[Exercise data]

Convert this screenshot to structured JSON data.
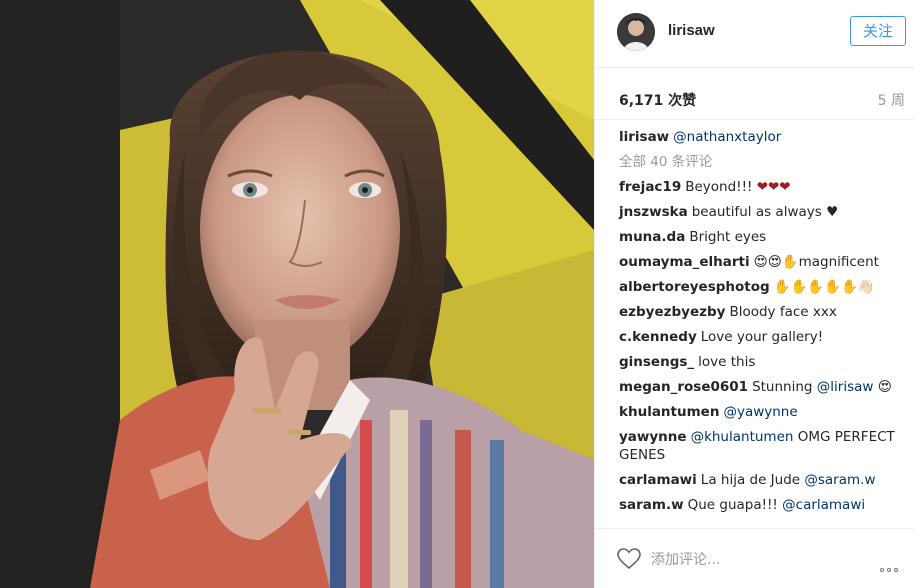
{
  "post": {
    "username": "lirisaw",
    "follow_label": "关注",
    "likes": "6,171 次赞",
    "time": "5 周",
    "caption": {
      "user": "lirisaw",
      "mention": "@nathanxtaylor"
    },
    "load_more": "全部 40 条评论",
    "comments": [
      {
        "user": "frejac19",
        "text": "Beyond!!! ",
        "emoji": "❤❤❤"
      },
      {
        "user": "jnszwska",
        "text": "beautiful as always ",
        "emoji": "♥"
      },
      {
        "user": "muna.da",
        "text": "Bright eyes"
      },
      {
        "user": "oumayma_elharti",
        "text": "😍😍✋magnificent"
      },
      {
        "user": "albertoreyesphotog",
        "text": "✋✋✋✋✋👋🏻"
      },
      {
        "user": "ezbyezbyezby",
        "text": "Bloody face xxx"
      },
      {
        "user": "c.kennedy",
        "text": "Love your gallery!"
      },
      {
        "user": "ginsengs_",
        "text": "love this"
      },
      {
        "user": "megan_rose0601",
        "text": "Stunning ",
        "mention": "@lirisaw",
        "after": " 😍"
      },
      {
        "user": "khulantumen",
        "mention": "@yawynne"
      },
      {
        "user": "yawynne",
        "mention": "@khulantumen",
        "after": " OMG PERFECT GENES"
      },
      {
        "user": "carlamawi",
        "text": "La hija de Jude ",
        "mention": "@saram.w"
      },
      {
        "user": "saram.w",
        "text": "Que guapa!!! ",
        "mention": "@carlamawi"
      }
    ],
    "add_comment_placeholder": "添加评论..."
  },
  "icons": {
    "like": "heart-outline-icon",
    "more": "more-options-icon"
  },
  "colors": {
    "accent": "#3897f0",
    "mention": "#003569",
    "muted": "#999999"
  }
}
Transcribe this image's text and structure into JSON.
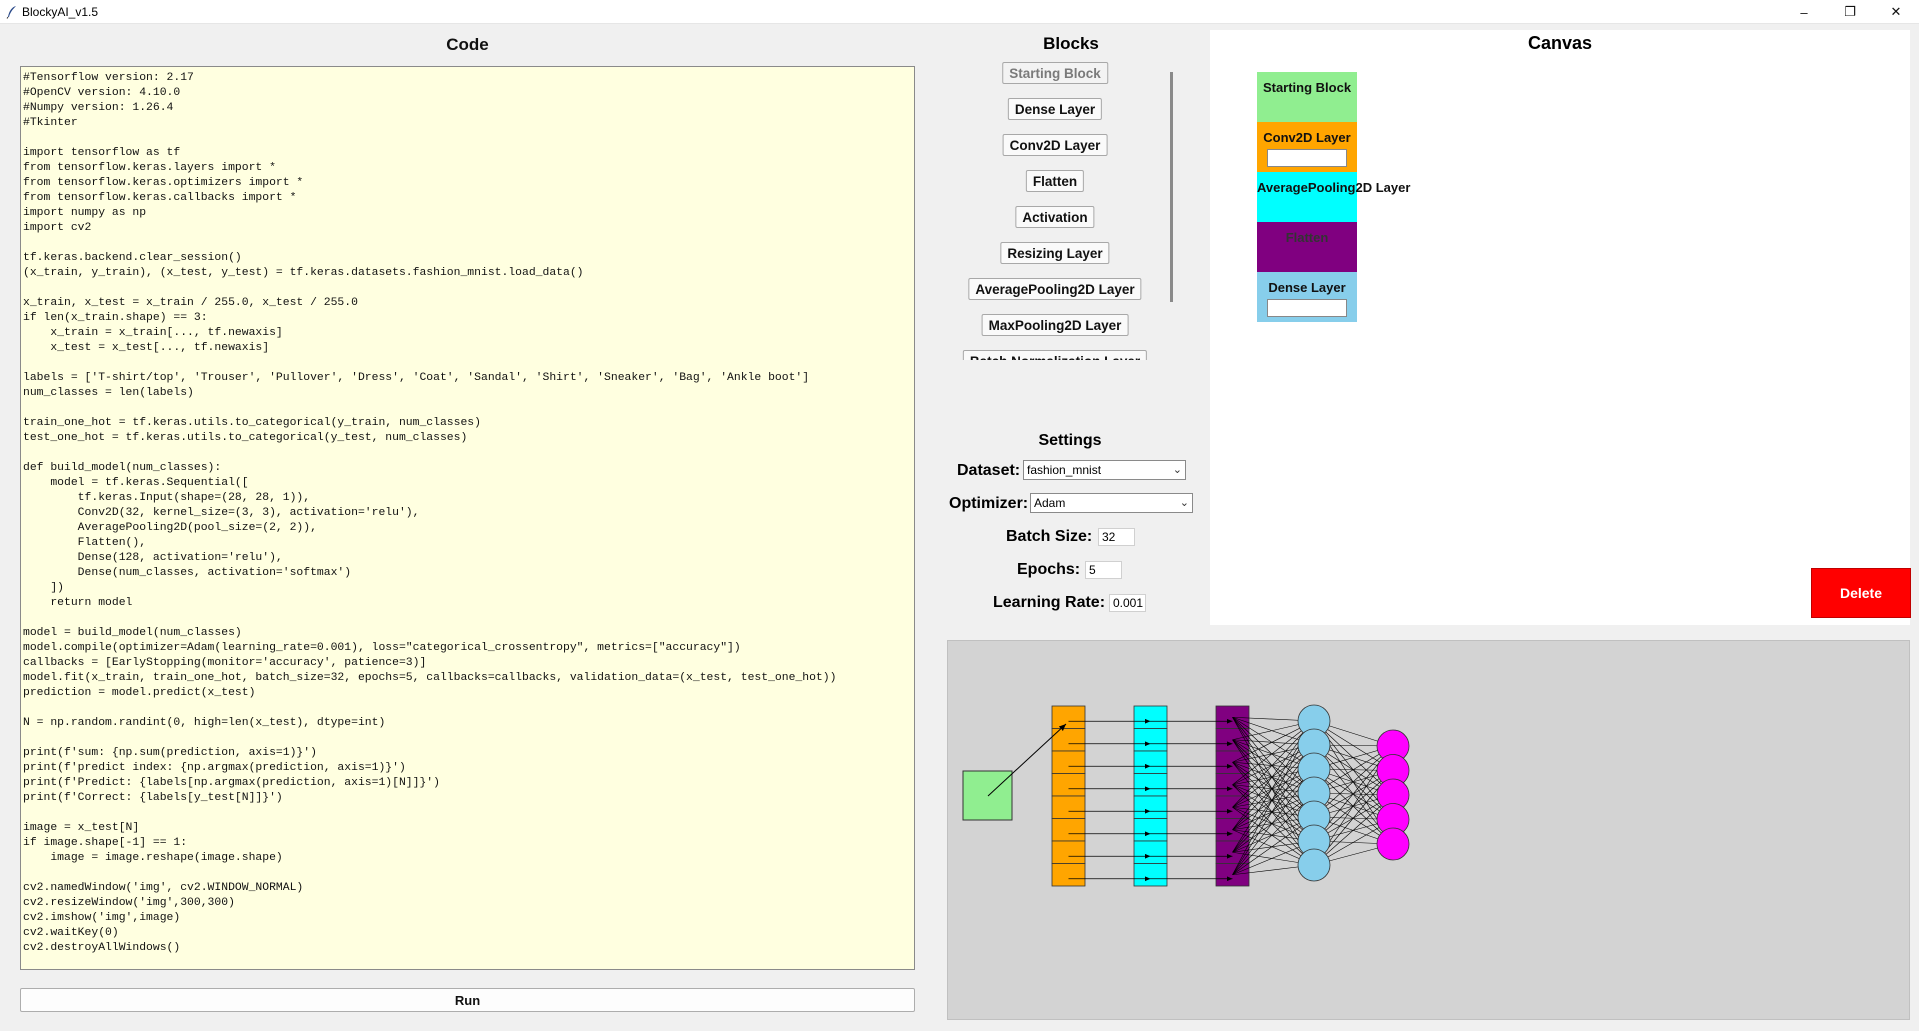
{
  "window": {
    "title": "BlockyAI_v1.5",
    "controls": [
      "–",
      "❐",
      "✕"
    ]
  },
  "code": {
    "header": "Code",
    "text": "#Tensorflow version: 2.17\n#OpenCV version: 4.10.0\n#Numpy version: 1.26.4\n#Tkinter\n\nimport tensorflow as tf\nfrom tensorflow.keras.layers import *\nfrom tensorflow.keras.optimizers import *\nfrom tensorflow.keras.callbacks import *\nimport numpy as np\nimport cv2\n\ntf.keras.backend.clear_session()\n(x_train, y_train), (x_test, y_test) = tf.keras.datasets.fashion_mnist.load_data()\n\nx_train, x_test = x_train / 255.0, x_test / 255.0\nif len(x_train.shape) == 3:\n    x_train = x_train[..., tf.newaxis]\n    x_test = x_test[..., tf.newaxis]\n\nlabels = ['T-shirt/top', 'Trouser', 'Pullover', 'Dress', 'Coat', 'Sandal', 'Shirt', 'Sneaker', 'Bag', 'Ankle boot']\nnum_classes = len(labels)\n\ntrain_one_hot = tf.keras.utils.to_categorical(y_train, num_classes)\ntest_one_hot = tf.keras.utils.to_categorical(y_test, num_classes)\n\ndef build_model(num_classes):\n    model = tf.keras.Sequential([\n        tf.keras.Input(shape=(28, 28, 1)),\n        Conv2D(32, kernel_size=(3, 3), activation='relu'),\n        AveragePooling2D(pool_size=(2, 2)),\n        Flatten(),\n        Dense(128, activation='relu'),\n        Dense(num_classes, activation='softmax')\n    ])\n    return model\n\nmodel = build_model(num_classes)\nmodel.compile(optimizer=Adam(learning_rate=0.001), loss=\"categorical_crossentropy\", metrics=[\"accuracy\"])\ncallbacks = [EarlyStopping(monitor='accuracy', patience=3)]\nmodel.fit(x_train, train_one_hot, batch_size=32, epochs=5, callbacks=callbacks, validation_data=(x_test, test_one_hot))\nprediction = model.predict(x_test)\n\nN = np.random.randint(0, high=len(x_test), dtype=int)\n\nprint(f'sum: {np.sum(prediction, axis=1)}')\nprint(f'predict index: {np.argmax(prediction, axis=1)}')\nprint(f'Predict: {labels[np.argmax(prediction, axis=1)[N]]}')\nprint(f'Correct: {labels[y_test[N]]}')\n\nimage = x_test[N]\nif image.shape[-1] == 1:\n    image = image.reshape(image.shape)\n\ncv2.namedWindow('img', cv2.WINDOW_NORMAL)\ncv2.resizeWindow('img',300,300)\ncv2.imshow('img',image)\ncv2.waitKey(0)\ncv2.destroyAllWindows()",
    "run_label": "Run"
  },
  "blocks": {
    "header": "Blocks",
    "items": [
      {
        "label": "Starting Block",
        "disabled": true
      },
      {
        "label": "Dense Layer",
        "disabled": false
      },
      {
        "label": "Conv2D Layer",
        "disabled": false
      },
      {
        "label": "Flatten",
        "disabled": false
      },
      {
        "label": "Activation",
        "disabled": false
      },
      {
        "label": "Resizing Layer",
        "disabled": false
      },
      {
        "label": "AveragePooling2D Layer",
        "disabled": false
      },
      {
        "label": "MaxPooling2D Layer",
        "disabled": false
      },
      {
        "label": "Batch Normalization Layer",
        "disabled": false
      }
    ]
  },
  "settings": {
    "title": "Settings",
    "dataset_label": "Dataset:",
    "dataset_value": "fashion_mnist",
    "optimizer_label": "Optimizer:",
    "optimizer_value": "Adam",
    "batch_size_label": "Batch Size:",
    "batch_size_value": "32",
    "epochs_label": "Epochs:",
    "epochs_value": "5",
    "learning_rate_label": "Learning Rate:",
    "learning_rate_value": "0.001"
  },
  "canvas": {
    "title": "Canvas",
    "blocks": [
      {
        "label": "Starting Block",
        "color": "#90ee90",
        "has_input": false
      },
      {
        "label": "Conv2D Layer",
        "color": "#ffa500",
        "has_input": true
      },
      {
        "label": "AveragePooling2D Layer",
        "color": "#00ffff",
        "has_input": false
      },
      {
        "label": "Flatten",
        "color": "#800080",
        "has_input": false
      },
      {
        "label": "Dense Layer",
        "color": "#87ceeb",
        "has_input": true
      }
    ],
    "delete_label": "Delete"
  },
  "visualization": {
    "colors": {
      "input": "#90ee90",
      "conv": "#ffa500",
      "pool": "#00ffff",
      "flatten": "#800080",
      "dense": "#87ceeb",
      "output": "#ff00ff",
      "background": "#d3d3d3"
    },
    "layers": [
      {
        "kind": "input",
        "units": 1
      },
      {
        "kind": "conv",
        "units": 8
      },
      {
        "kind": "pool",
        "units": 8
      },
      {
        "kind": "flatten",
        "units": 8
      },
      {
        "kind": "dense",
        "units": 7
      },
      {
        "kind": "output",
        "units": 5
      }
    ]
  }
}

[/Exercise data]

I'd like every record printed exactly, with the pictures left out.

● Answer to this exercise:
Convert this screenshot to structured JSON data.
{
  "post": {
    "username": "lirisaw",
    "follow_label": "关注",
    "likes": "6,171 次赞",
    "time": "5 周",
    "caption": {
      "user": "lirisaw",
      "mention": "@nathanxtaylor"
    },
    "load_more": "全部 40 条评论",
    "comments": [
      {
        "user": "frejac19",
        "text": "Beyond!!! ",
        "emoji": "❤❤❤"
      },
      {
        "user": "jnszwska",
        "text": "beautiful as always ",
        "emoji": "♥"
      },
      {
        "user": "muna.da",
        "text": "Bright eyes"
      },
      {
        "user": "oumayma_elharti",
        "text": "😍😍✋magnificent"
      },
      {
        "user": "albertoreyesphotog",
        "text": "✋✋✋✋✋👋🏻"
      },
      {
        "user": "ezbyezbyezby",
        "text": "Bloody face xxx"
      },
      {
        "user": "c.kennedy",
        "text": "Love your gallery!"
      },
      {
        "user": "ginsengs_",
        "text": "love this"
      },
      {
        "user": "megan_rose0601",
        "text": "Stunning ",
        "mention": "@lirisaw",
        "after": " 😍"
      },
      {
        "user": "khulantumen",
        "mention": "@yawynne"
      },
      {
        "user": "yawynne",
        "mention": "@khulantumen",
        "after": " OMG PERFECT GENES"
      },
      {
        "user": "carlamawi",
        "text": "La hija de Jude ",
        "mention": "@saram.w"
      },
      {
        "user": "saram.w",
        "text": "Que guapa!!! ",
        "mention": "@carlamawi"
      }
    ],
    "add_comment_placeholder": "添加评论..."
  },
  "icons": {
    "like": "heart-outline-icon",
    "more": "more-options-icon"
  },
  "colors": {
    "accent": "#3897f0",
    "mention": "#003569",
    "muted": "#999999"
  }
}
Transcribe this image's text and structure into JSON.
{
  "window": {
    "title": "BlockyAI_v1.5",
    "controls": [
      "–",
      "❐",
      "✕"
    ]
  },
  "code": {
    "header": "Code",
    "text": "#Tensorflow version: 2.17\n#OpenCV version: 4.10.0\n#Numpy version: 1.26.4\n#Tkinter\n\nimport tensorflow as tf\nfrom tensorflow.keras.layers import *\nfrom tensorflow.keras.optimizers import *\nfrom tensorflow.keras.callbacks import *\nimport numpy as np\nimport cv2\n\ntf.keras.backend.clear_session()\n(x_train, y_train), (x_test, y_test) = tf.keras.datasets.fashion_mnist.load_data()\n\nx_train, x_test = x_train / 255.0, x_test / 255.0\nif len(x_train.shape) == 3:\n    x_train = x_train[..., tf.newaxis]\n    x_test = x_test[..., tf.newaxis]\n\nlabels = ['T-shirt/top', 'Trouser', 'Pullover', 'Dress', 'Coat', 'Sandal', 'Shirt', 'Sneaker', 'Bag', 'Ankle boot']\nnum_classes = len(labels)\n\ntrain_one_hot = tf.keras.utils.to_categorical(y_train, num_classes)\ntest_one_hot = tf.keras.utils.to_categorical(y_test, num_classes)\n\ndef build_model(num_classes):\n    model = tf.keras.Sequential([\n        tf.keras.Input(shape=(28, 28, 1)),\n        Conv2D(32, kernel_size=(3, 3), activation='relu'),\n        AveragePooling2D(pool_size=(2, 2)),\n        Flatten(),\n        Dense(128, activation='relu'),\n        Dense(num_classes, activation='softmax')\n    ])\n    return model\n\nmodel = build_model(num_classes)\nmodel.compile(optimizer=Adam(learning_rate=0.001), loss=\"categorical_crossentropy\", metrics=[\"accuracy\"])\ncallbacks = [EarlyStopping(monitor='accuracy', patience=3)]\nmodel.fit(x_train, train_one_hot, batch_size=32, epochs=5, callbacks=callbacks, validation_data=(x_test, test_one_hot))\nprediction = model.predict(x_test)\n\nN = np.random.randint(0, high=len(x_test), dtype=int)\n\nprint(f'sum: {np.sum(prediction, axis=1)}')\nprint(f'predict index: {np.argmax(prediction, axis=1)}')\nprint(f'Predict: {labels[np.argmax(prediction, axis=1)[N]]}')\nprint(f'Correct: {labels[y_test[N]]}')\n\nimage = x_test[N]\nif image.shape[-1] == 1:\n    image = image.reshape(image.shape)\n\ncv2.namedWindow('img', cv2.WINDOW_NORMAL)\ncv2.resizeWindow('img',300,300)\ncv2.imshow('img',image)\ncv2.waitKey(0)\ncv2.destroyAllWindows()",
    "run_label": "Run"
  },
  "blocks": {
    "header": "Blocks",
    "items": [
      {
        "label": "Starting Block",
        "disabled": true
      },
      {
        "label": "Dense Layer",
        "disabled": false
      },
      {
        "label": "Conv2D Layer",
        "disabled": false
      },
      {
        "label": "Flatten",
        "disabled": false
      },
      {
        "label": "Activation",
        "disabled": false
      },
      {
        "label": "Resizing Layer",
        "disabled": false
      },
      {
        "label": "AveragePooling2D Layer",
        "disabled": false
      },
      {
        "label": "MaxPooling2D Layer",
        "disabled": false
      },
      {
        "label": "Batch Normalization Layer",
        "disabled": false
      }
    ]
  },
  "settings": {
    "title": "Settings",
    "dataset_label": "Dataset:",
    "dataset_value": "fashion_mnist",
    "optimizer_label": "Optimizer:",
    "optimizer_value": "Adam",
    "batch_size_label": "Batch Size:",
    "batch_size_value": "32",
    "epochs_label": "Epochs:",
    "epochs_value": "5",
    "learning_rate_label": "Learning Rate:",
    "learning_rate_value": "0.001"
  },
  "canvas": {
    "title": "Canvas",
    "blocks": [
      {
        "label": "Starting Block",
        "color": "#90ee90",
        "has_input": false
      },
      {
        "label": "Conv2D Layer",
        "color": "#ffa500",
        "has_input": true
      },
      {
        "label": "AveragePooling2D Layer",
        "color": "#00ffff",
        "has_input": false
      },
      {
        "label": "Flatten",
        "color": "#800080",
        "has_input": false
      },
      {
        "label": "Dense Layer",
        "color": "#87ceeb",
        "has_input": true
      }
    ],
    "delete_label": "Delete"
  },
  "visualization": {
    "colors": {
      "input": "#90ee90",
      "conv": "#ffa500",
      "pool": "#00ffff",
      "flatten": "#800080",
      "dense": "#87ceeb",
      "output": "#ff00ff",
      "background": "#d3d3d3"
    },
    "layers": [
      {
        "kind": "input",
        "units": 1
      },
      {
        "kind": "conv",
        "units": 8
      },
      {
        "kind": "pool",
        "units": 8
      },
      {
        "kind": "flatten",
        "units": 8
      },
      {
        "kind": "dense",
        "units": 7
      },
      {
        "kind": "output",
        "units": 5
      }
    ]
  }
}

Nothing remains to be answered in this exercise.